Look for the string "into" in the data below, and copy each line that holds it.

═══ Material to process ═══

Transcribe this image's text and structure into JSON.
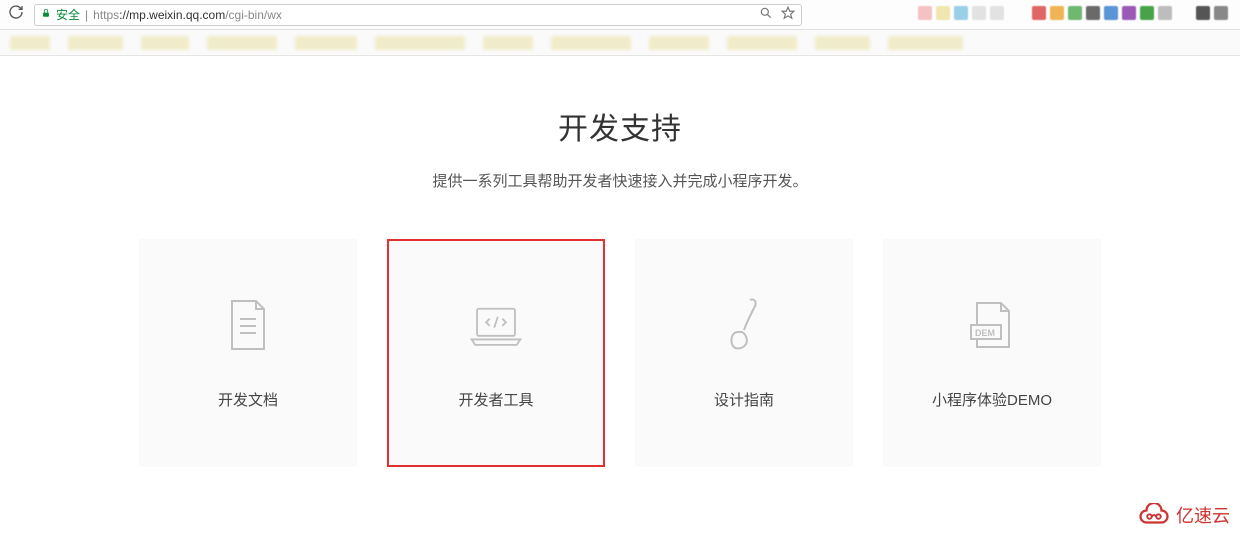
{
  "browser": {
    "secure_label": "安全",
    "url_protocol": "https",
    "url_host": "://mp.weixin.qq.com",
    "url_path": "/cgi-bin/wx",
    "zoom_icon_title": "zoom",
    "star_icon_title": "bookmark"
  },
  "bookmark_colors": [
    "#e8e4c4",
    "#e8e4c4",
    "#e8e4c4",
    "#e8e4c4",
    "#e8e4c4",
    "#e8e4c4",
    "#e8e4c4",
    "#e8e4c4",
    "#e8e4c4",
    "#e8e4c4",
    "#e8e4c4",
    "#e8e4c4"
  ],
  "ext_colors": [
    "#f4c2c2",
    "#f1e5b0",
    "#9acfe8",
    "#6fb870",
    "#9b6bd6",
    "#a9d3ec",
    "#e06666",
    "#f0b455",
    "#7bc37b",
    "#5a95d6",
    "#6a6a6a",
    "#bdbdbd",
    "#9b59b6",
    "#555555"
  ],
  "page": {
    "title": "开发支持",
    "subtitle": "提供一系列工具帮助开发者快速接入并完成小程序开发。"
  },
  "cards": [
    {
      "label": "开发文档",
      "icon": "document-icon",
      "highlighted": false
    },
    {
      "label": "开发者工具",
      "icon": "laptop-code-icon",
      "highlighted": true
    },
    {
      "label": "设计指南",
      "icon": "brush-icon",
      "highlighted": false
    },
    {
      "label": "小程序体验DEMO",
      "icon": "demo-icon",
      "highlighted": false
    }
  ],
  "watermark": {
    "text": "亿速云"
  }
}
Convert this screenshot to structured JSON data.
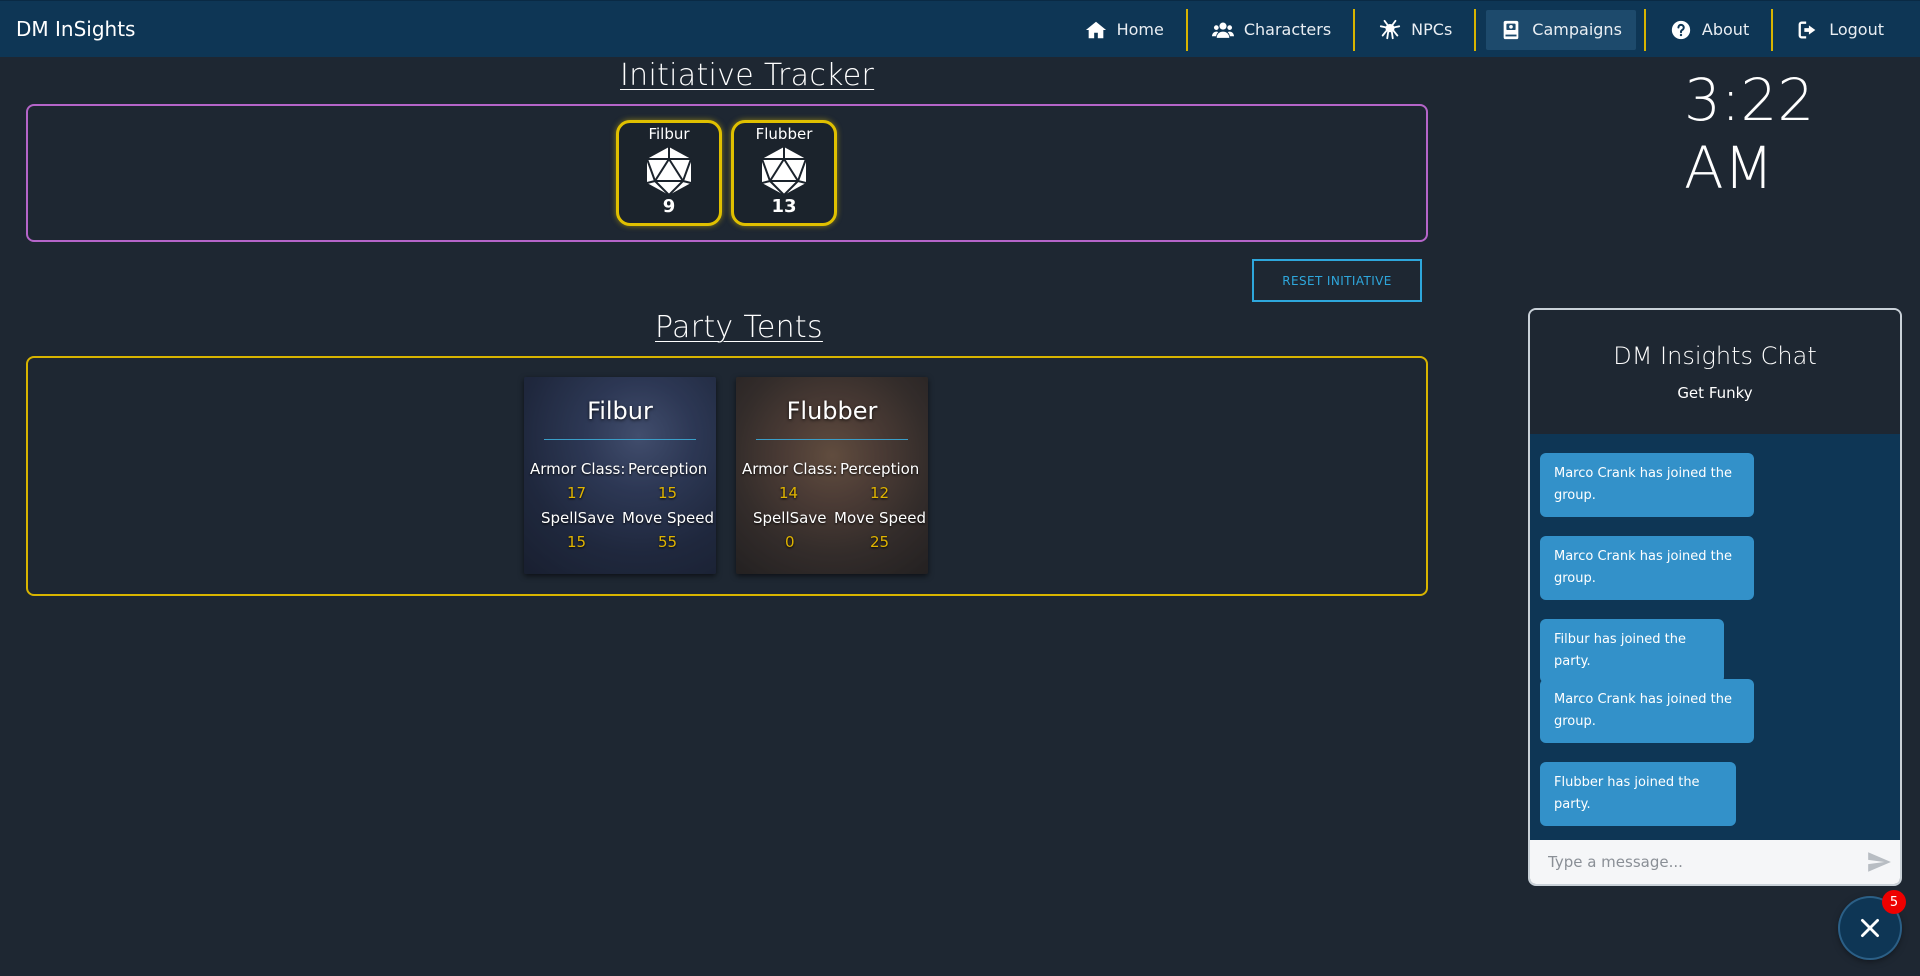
{
  "brand": "DM InSights",
  "nav": {
    "items": [
      {
        "label": "Home",
        "icon": "home-icon"
      },
      {
        "label": "Characters",
        "icon": "users-icon"
      },
      {
        "label": "NPCs",
        "icon": "npc-icon"
      },
      {
        "label": "Campaigns",
        "icon": "book-icon",
        "active": true
      },
      {
        "label": "About",
        "icon": "question-icon"
      },
      {
        "label": "Logout",
        "icon": "logout-icon"
      }
    ]
  },
  "initiative": {
    "title": "Initiative Tracker",
    "entries": [
      {
        "name": "Filbur",
        "value": "9"
      },
      {
        "name": "Flubber",
        "value": "13"
      }
    ],
    "reset_label": "RESET INITIATIVE"
  },
  "tents": {
    "title": "Party Tents",
    "cards": [
      {
        "name": "Filbur",
        "labels": {
          "ac": "Armor Class:",
          "perception": "Perception",
          "spellsave": "SpellSave",
          "speed": "Move Speed"
        },
        "values": {
          "ac": "17",
          "perception": "15",
          "spellsave": "15",
          "speed": "55"
        }
      },
      {
        "name": "Flubber",
        "labels": {
          "ac": "Armor Class:",
          "perception": "Perception",
          "spellsave": "SpellSave",
          "speed": "Move Speed"
        },
        "values": {
          "ac": "14",
          "perception": "12",
          "spellsave": "0",
          "speed": "25"
        }
      }
    ]
  },
  "clock": "3:22 AM",
  "chat": {
    "title": "DM Insights Chat",
    "subtitle": "Get Funky",
    "messages": [
      "Marco Crank has joined the group.",
      "Marco Crank has joined the group.",
      "Filbur has joined the party.",
      "Marco Crank has joined the group.",
      "Flubber has joined the party."
    ],
    "input_placeholder": "Type a message...",
    "badge_count": "5"
  },
  "colors": {
    "navbar": "#0e3655",
    "background": "#1e2732",
    "gold": "#d8b400",
    "purple": "#b565c9",
    "accent_blue": "#2ea7dc",
    "message_bubble": "#3391c9"
  }
}
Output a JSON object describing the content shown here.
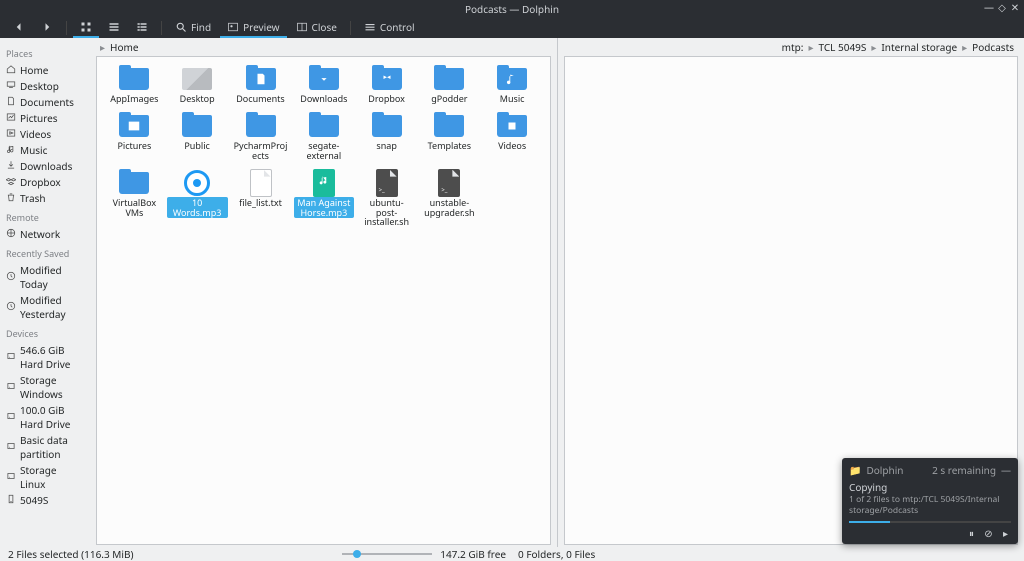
{
  "window": {
    "title": "Podcasts — Dolphin",
    "min_tip": "Minimize",
    "max_tip": "Maximize",
    "close_tip": "Close"
  },
  "toolbar": {
    "back": "Back",
    "forward": "Forward",
    "icon_view": "Icons",
    "compact_view": "Compact",
    "details_view": "Details",
    "find": "Find",
    "preview": "Preview",
    "close": "Close",
    "control": "Control"
  },
  "sidebar": {
    "places_hdr": "Places",
    "places": [
      {
        "label": "Home",
        "icon": "home"
      },
      {
        "label": "Desktop",
        "icon": "desktop"
      },
      {
        "label": "Documents",
        "icon": "documents"
      },
      {
        "label": "Pictures",
        "icon": "pictures"
      },
      {
        "label": "Videos",
        "icon": "videos"
      },
      {
        "label": "Music",
        "icon": "music"
      },
      {
        "label": "Downloads",
        "icon": "downloads"
      },
      {
        "label": "Dropbox",
        "icon": "dropbox"
      },
      {
        "label": "Trash",
        "icon": "trash"
      }
    ],
    "remote_hdr": "Remote",
    "remote": [
      {
        "label": "Network",
        "icon": "network"
      }
    ],
    "recent_hdr": "Recently Saved",
    "recent": [
      {
        "label": "Modified Today",
        "icon": "clock"
      },
      {
        "label": "Modified Yesterday",
        "icon": "clock"
      }
    ],
    "devices_hdr": "Devices",
    "devices": [
      {
        "label": "546.6 GiB Hard Drive",
        "icon": "drive"
      },
      {
        "label": "Storage Windows",
        "icon": "drive"
      },
      {
        "label": "100.0 GiB Hard Drive",
        "icon": "drive"
      },
      {
        "label": "Basic data partition",
        "icon": "drive"
      },
      {
        "label": "Storage Linux",
        "icon": "drive"
      },
      {
        "label": "5049S",
        "icon": "phone"
      }
    ]
  },
  "left_pane": {
    "breadcrumb": [
      "Home"
    ],
    "items": [
      {
        "label": "AppImages",
        "kind": "folder"
      },
      {
        "label": "Desktop",
        "kind": "thumb"
      },
      {
        "label": "Documents",
        "kind": "folder-docs"
      },
      {
        "label": "Downloads",
        "kind": "folder-dl"
      },
      {
        "label": "Dropbox",
        "kind": "folder-db"
      },
      {
        "label": "gPodder",
        "kind": "folder"
      },
      {
        "label": "Music",
        "kind": "folder-music"
      },
      {
        "label": "Pictures",
        "kind": "folder-pic"
      },
      {
        "label": "Public",
        "kind": "folder"
      },
      {
        "label": "PycharmProjects",
        "kind": "folder"
      },
      {
        "label": "segate-external",
        "kind": "folder"
      },
      {
        "label": "snap",
        "kind": "folder"
      },
      {
        "label": "Templates",
        "kind": "folder"
      },
      {
        "label": "Videos",
        "kind": "folder-vid"
      },
      {
        "label": "VirtualBox VMs",
        "kind": "folder"
      },
      {
        "label": "10 Words.mp3",
        "kind": "audio-app",
        "selected": true
      },
      {
        "label": "file_list.txt",
        "kind": "txt"
      },
      {
        "label": "Man Against Horse.mp3",
        "kind": "audio",
        "selected": true
      },
      {
        "label": "ubuntu-post-installer.sh",
        "kind": "sh"
      },
      {
        "label": "unstable-upgrader.sh",
        "kind": "sh"
      }
    ],
    "status": "2 Files selected (116.3 MiB)",
    "free_space": "147.2 GiB free"
  },
  "right_pane": {
    "breadcrumb": [
      "mtp:",
      "TCL 5049S",
      "Internal storage",
      "Podcasts"
    ],
    "status": "0 Folders, 0 Files"
  },
  "notification": {
    "app": "Dolphin",
    "remaining": "2 s remaining",
    "title": "Copying",
    "detail": "1 of 2 files to mtp:/TCL 5049S/Internal storage/Podcasts"
  }
}
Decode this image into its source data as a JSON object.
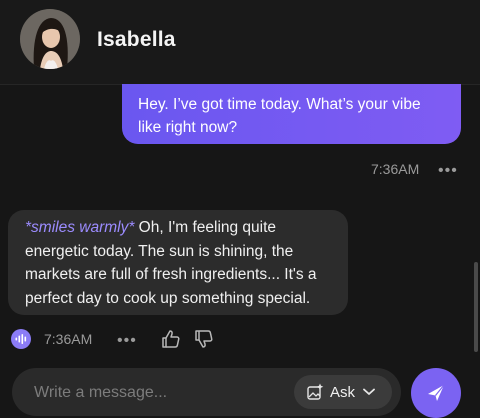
{
  "header": {
    "contact_name": "Isabella",
    "avatar_icon": "avatar-photo"
  },
  "messages": [
    {
      "role": "user",
      "text": "Hey. I’ve got time today. What’s your vibe like right now?",
      "time": "7:36AM",
      "more_label": "•••"
    },
    {
      "role": "assistant",
      "action": "*smiles warmly*",
      "text": " Oh, I'm feeling quite energetic today. The sun is shining, the markets are full of fresh ingredients... It's a perfect day to cook up something special.",
      "time": "7:36AM",
      "more_label": "•••",
      "icons": [
        "voice-play-icon",
        "thumbs-up-icon",
        "thumbs-down-icon"
      ]
    }
  ],
  "composer": {
    "placeholder": "Write a message...",
    "ask_label": "Ask",
    "ask_icon": "sparkle-image-icon",
    "send_icon": "send-arrow-icon"
  },
  "colors": {
    "accent": "#7b63f2",
    "user_bubble_start": "#6a57f0",
    "user_bubble_end": "#7f5cf3",
    "action_text": "#9c8cff",
    "background": "#161616",
    "assistant_bubble": "#2c2c2c"
  }
}
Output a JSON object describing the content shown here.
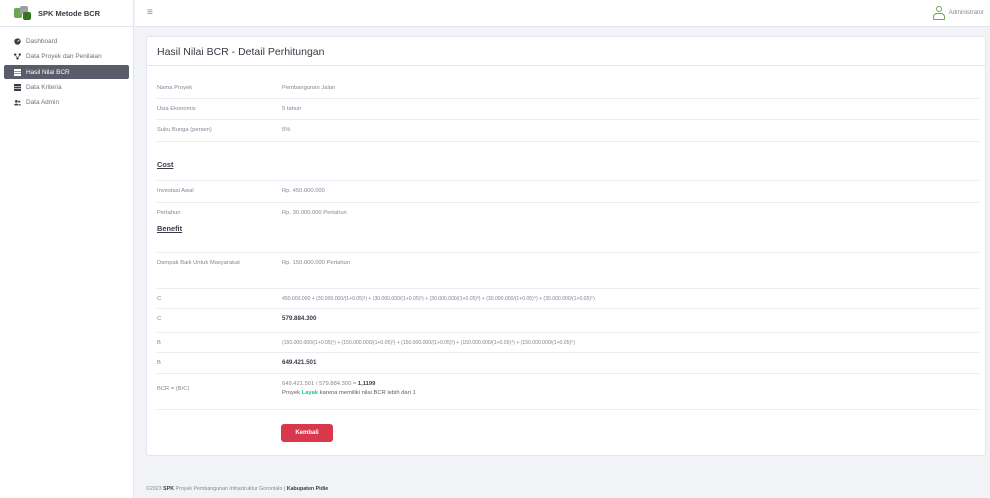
{
  "brand": {
    "title": "SPK Metode BCR"
  },
  "sidebar": {
    "items": [
      {
        "label": "Dashboard",
        "icon": "dashboard-icon",
        "active": false
      },
      {
        "label": "Data Proyek dan Penilaian",
        "icon": "sitemap-icon",
        "active": false
      },
      {
        "label": "Hasil Nilai BCR",
        "icon": "table-icon",
        "active": true
      },
      {
        "label": "Data Kriteria",
        "icon": "table-icon",
        "active": false
      },
      {
        "label": "Data Admin",
        "icon": "users-icon",
        "active": false
      }
    ]
  },
  "topbar": {
    "user_name": "Administrator"
  },
  "page": {
    "title": "Hasil Nilai BCR - Detail Perhitungan"
  },
  "info": {
    "nama_proyek_label": "Nama Proyek",
    "nama_proyek_value": "Pembangunan Jalan",
    "usia_label": "Usia Ekonomis",
    "usia_value": "5 tahun",
    "suku_label": "Suku Bunga (persen)",
    "suku_value": "5%"
  },
  "cost": {
    "heading": "Cost",
    "investasi_label": "Investasi Awal",
    "investasi_value": "Rp. 450.000.000",
    "pertahun_label": "Pertahun",
    "pertahun_value": "Rp. 30.000.000 Pertahun"
  },
  "benefit": {
    "heading": "Benefit",
    "dampak_label": "Dampak Baik Untuk Masyarakat",
    "dampak_value": "Rp. 150.000.000 Pertahun"
  },
  "calc": {
    "c_label": "C",
    "c_formula": "450.000.000 + (30.000.000/(1+0.05)¹) + (30.000.000/(1+0.05)²) + (30.000.000/(1+0.05)³) + (30.000.000/(1+0.05)⁴) + (30.000.000/(1+0.05)⁵)",
    "c_result": "579.884.300",
    "b_label": "B",
    "b_formula": "(150.000.000/(1+0.05)¹) + (150.000.000/(1+0.05)²) + (150.000.000/(1+0.05)³) + (150.000.000/(1+0.05)⁴) + (150.000.000/(1+0.05)⁵)",
    "b_result": "649.421.501",
    "bcr_label": "BCR = (B/C)",
    "bcr_expr": "649.421.501 / 579.884.300 = ",
    "bcr_value": "1,1199",
    "proyek_text": "Proyek ",
    "layak_text": "Layak",
    "reason_text": " karena memiliki nilai BCR lebih dari 1"
  },
  "buttons": {
    "kembali": "Kembali"
  },
  "footer": {
    "prefix": "©2023 ",
    "spk": "SPK",
    "middle": " Proyek Pembangunan Infrastruktur Gorontalo | ",
    "kabupaten": "Kabupaten Pidie"
  },
  "colors": {
    "active_nav": "#5a5c69",
    "kembali_button": "#d9374b",
    "layak_text": "#1cc88a",
    "user_icon": "#6aa84f"
  }
}
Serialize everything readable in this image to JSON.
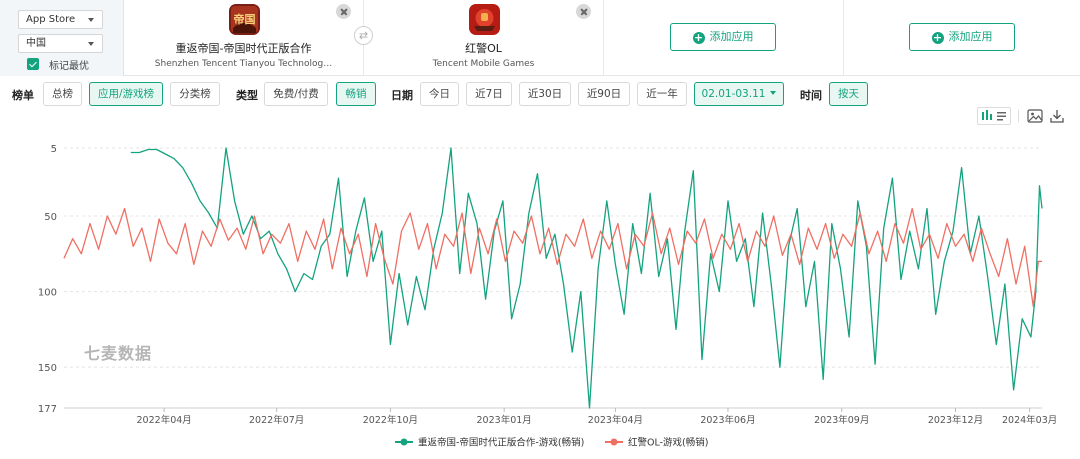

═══

Response area.
Transcribe this image's text and structure into JSON.
Decode this image into its source data as a JSON object.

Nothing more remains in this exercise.